## Activity
Reprint each record exactly. Pictures are not reprinted.

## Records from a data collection
*** Block opens ***
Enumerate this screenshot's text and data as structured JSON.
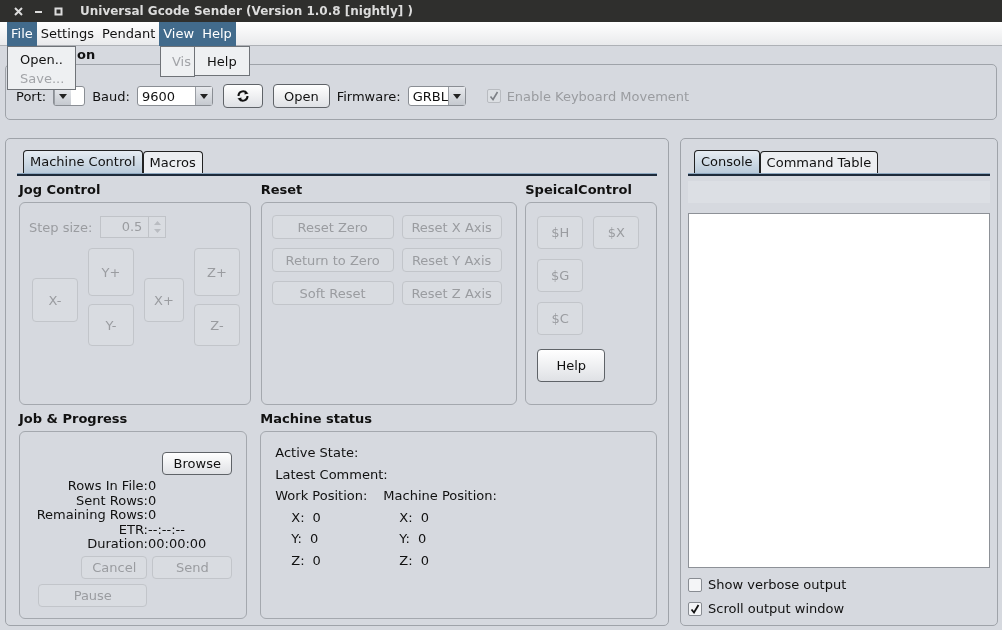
{
  "window": {
    "title": "Universal Gcode Sender (Version 1.0.8 [nightly]  )"
  },
  "menu_bar": [
    {
      "label": "File",
      "selected": true
    },
    {
      "label": "Settings",
      "selected": false
    },
    {
      "label": "Pendant",
      "selected": false
    },
    {
      "label": "View",
      "selected": true
    },
    {
      "label": "Help",
      "selected": true
    }
  ],
  "file_menu": [
    {
      "label": "Open..",
      "disabled": false
    },
    {
      "label": "Save...",
      "disabled": true
    }
  ],
  "view_menu": [
    {
      "label": "Vis",
      "disabled": true
    }
  ],
  "help_menu": [
    {
      "label": "Help",
      "disabled": false
    }
  ],
  "connection": {
    "title": "on",
    "port_label": "Port:",
    "baud_label": "Baud:",
    "baud_value": "9600",
    "open_button": "Open",
    "firmware_label": "Firmware:",
    "firmware_value": "GRBL",
    "keyboard_movement": {
      "label": "Enable Keyboard Movement",
      "checked": true,
      "disabled": true
    }
  },
  "left_tabs": [
    {
      "label": "Machine Control",
      "selected": true
    },
    {
      "label": "Macros",
      "selected": false
    }
  ],
  "jog_control": {
    "title": "Jog Control",
    "step_label": "Step size:",
    "step_value": "0.5",
    "disabled": true,
    "buttons": [
      {
        "label": "Y+",
        "disabled": true
      },
      {
        "label": "Z+",
        "disabled": true
      },
      {
        "label": "X-",
        "disabled": true
      },
      {
        "label": "X+",
        "disabled": true
      },
      {
        "label": "Y-",
        "disabled": true
      },
      {
        "label": "Z-",
        "disabled": true
      }
    ]
  },
  "reset": {
    "title": "Reset",
    "buttons": [
      {
        "label": "Reset Zero",
        "disabled": true
      },
      {
        "label": "Reset X Axis",
        "disabled": true
      },
      {
        "label": "Return to Zero",
        "disabled": true
      },
      {
        "label": "Reset Y Axis",
        "disabled": true
      },
      {
        "label": "Soft Reset",
        "disabled": true
      },
      {
        "label": "Reset Z Axis",
        "disabled": true
      }
    ]
  },
  "special_control": {
    "title": "SpeicalControl",
    "buttons": [
      {
        "label": "$H",
        "disabled": true
      },
      {
        "label": "$X",
        "disabled": true
      },
      {
        "label": "$G",
        "disabled": true
      },
      {
        "label": "$C",
        "disabled": true
      },
      {
        "label": "Help",
        "disabled": false
      }
    ]
  },
  "job_progress": {
    "title": "Job & Progress",
    "browse_button": "Browse",
    "stats": [
      {
        "label": "Rows In File:",
        "value": "0"
      },
      {
        "label": "Sent Rows:",
        "value": "0"
      },
      {
        "label": "Remaining Rows:",
        "value": "0"
      },
      {
        "label": "ETR:",
        "value": "--:--:--"
      },
      {
        "label": "Duration:",
        "value": "00:00:00"
      }
    ],
    "buttons": [
      {
        "label": "Cancel",
        "disabled": true
      },
      {
        "label": "Send",
        "disabled": true
      },
      {
        "label": "Pause",
        "disabled": true
      }
    ]
  },
  "machine_status": {
    "title": "Machine status",
    "active_state_label": "Active State:",
    "latest_comment_label": "Latest Comment:",
    "work_position_label": "Work Position:",
    "machine_position_label": "Machine Position:",
    "work_position": [
      {
        "axis": "X:",
        "value": "0"
      },
      {
        "axis": "Y:",
        "value": "0"
      },
      {
        "axis": "Z:",
        "value": "0"
      }
    ],
    "machine_position": [
      {
        "axis": "X:",
        "value": "0"
      },
      {
        "axis": "Y:",
        "value": "0"
      },
      {
        "axis": "Z:",
        "value": "0"
      }
    ]
  },
  "right_tabs": [
    {
      "label": "Console",
      "selected": true
    },
    {
      "label": "Command Table",
      "selected": false
    }
  ],
  "console_options": [
    {
      "label": "Show verbose output",
      "checked": false
    },
    {
      "label": "Scroll output window",
      "checked": true
    }
  ]
}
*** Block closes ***
## The answer
Enumerate this screenshot's text and data as structured JSON.
{
  "window": {
    "title": "Universal Gcode Sender (Version 1.0.8 [nightly]  )"
  },
  "menu_bar": [
    {
      "label": "File",
      "selected": true
    },
    {
      "label": "Settings",
      "selected": false
    },
    {
      "label": "Pendant",
      "selected": false
    },
    {
      "label": "View",
      "selected": true
    },
    {
      "label": "Help",
      "selected": true
    }
  ],
  "file_menu": [
    {
      "label": "Open..",
      "disabled": false
    },
    {
      "label": "Save...",
      "disabled": true
    }
  ],
  "view_menu": [
    {
      "label": "Vis",
      "disabled": true
    }
  ],
  "help_menu": [
    {
      "label": "Help",
      "disabled": false
    }
  ],
  "connection": {
    "title": "on",
    "port_label": "Port:",
    "baud_label": "Baud:",
    "baud_value": "9600",
    "open_button": "Open",
    "firmware_label": "Firmware:",
    "firmware_value": "GRBL",
    "keyboard_movement": {
      "label": "Enable Keyboard Movement",
      "checked": true,
      "disabled": true
    }
  },
  "left_tabs": [
    {
      "label": "Machine Control",
      "selected": true
    },
    {
      "label": "Macros",
      "selected": false
    }
  ],
  "jog_control": {
    "title": "Jog Control",
    "step_label": "Step size:",
    "step_value": "0.5",
    "disabled": true,
    "buttons": [
      {
        "label": "Y+",
        "disabled": true
      },
      {
        "label": "Z+",
        "disabled": true
      },
      {
        "label": "X-",
        "disabled": true
      },
      {
        "label": "X+",
        "disabled": true
      },
      {
        "label": "Y-",
        "disabled": true
      },
      {
        "label": "Z-",
        "disabled": true
      }
    ]
  },
  "reset": {
    "title": "Reset",
    "buttons": [
      {
        "label": "Reset Zero",
        "disabled": true
      },
      {
        "label": "Reset X Axis",
        "disabled": true
      },
      {
        "label": "Return to Zero",
        "disabled": true
      },
      {
        "label": "Reset Y Axis",
        "disabled": true
      },
      {
        "label": "Soft Reset",
        "disabled": true
      },
      {
        "label": "Reset Z Axis",
        "disabled": true
      }
    ]
  },
  "special_control": {
    "title": "SpeicalControl",
    "buttons": [
      {
        "label": "$H",
        "disabled": true
      },
      {
        "label": "$X",
        "disabled": true
      },
      {
        "label": "$G",
        "disabled": true
      },
      {
        "label": "$C",
        "disabled": true
      },
      {
        "label": "Help",
        "disabled": false
      }
    ]
  },
  "job_progress": {
    "title": "Job & Progress",
    "browse_button": "Browse",
    "stats": [
      {
        "label": "Rows In File:",
        "value": "0"
      },
      {
        "label": "Sent Rows:",
        "value": "0"
      },
      {
        "label": "Remaining Rows:",
        "value": "0"
      },
      {
        "label": "ETR:",
        "value": "--:--:--"
      },
      {
        "label": "Duration:",
        "value": "00:00:00"
      }
    ],
    "buttons": [
      {
        "label": "Cancel",
        "disabled": true
      },
      {
        "label": "Send",
        "disabled": true
      },
      {
        "label": "Pause",
        "disabled": true
      }
    ]
  },
  "machine_status": {
    "title": "Machine status",
    "active_state_label": "Active State:",
    "latest_comment_label": "Latest Comment:",
    "work_position_label": "Work Position:",
    "machine_position_label": "Machine Position:",
    "work_position": [
      {
        "axis": "X:",
        "value": "0"
      },
      {
        "axis": "Y:",
        "value": "0"
      },
      {
        "axis": "Z:",
        "value": "0"
      }
    ],
    "machine_position": [
      {
        "axis": "X:",
        "value": "0"
      },
      {
        "axis": "Y:",
        "value": "0"
      },
      {
        "axis": "Z:",
        "value": "0"
      }
    ]
  },
  "right_tabs": [
    {
      "label": "Console",
      "selected": true
    },
    {
      "label": "Command Table",
      "selected": false
    }
  ],
  "console_options": [
    {
      "label": "Show verbose output",
      "checked": false
    },
    {
      "label": "Scroll output window",
      "checked": true
    }
  ]
}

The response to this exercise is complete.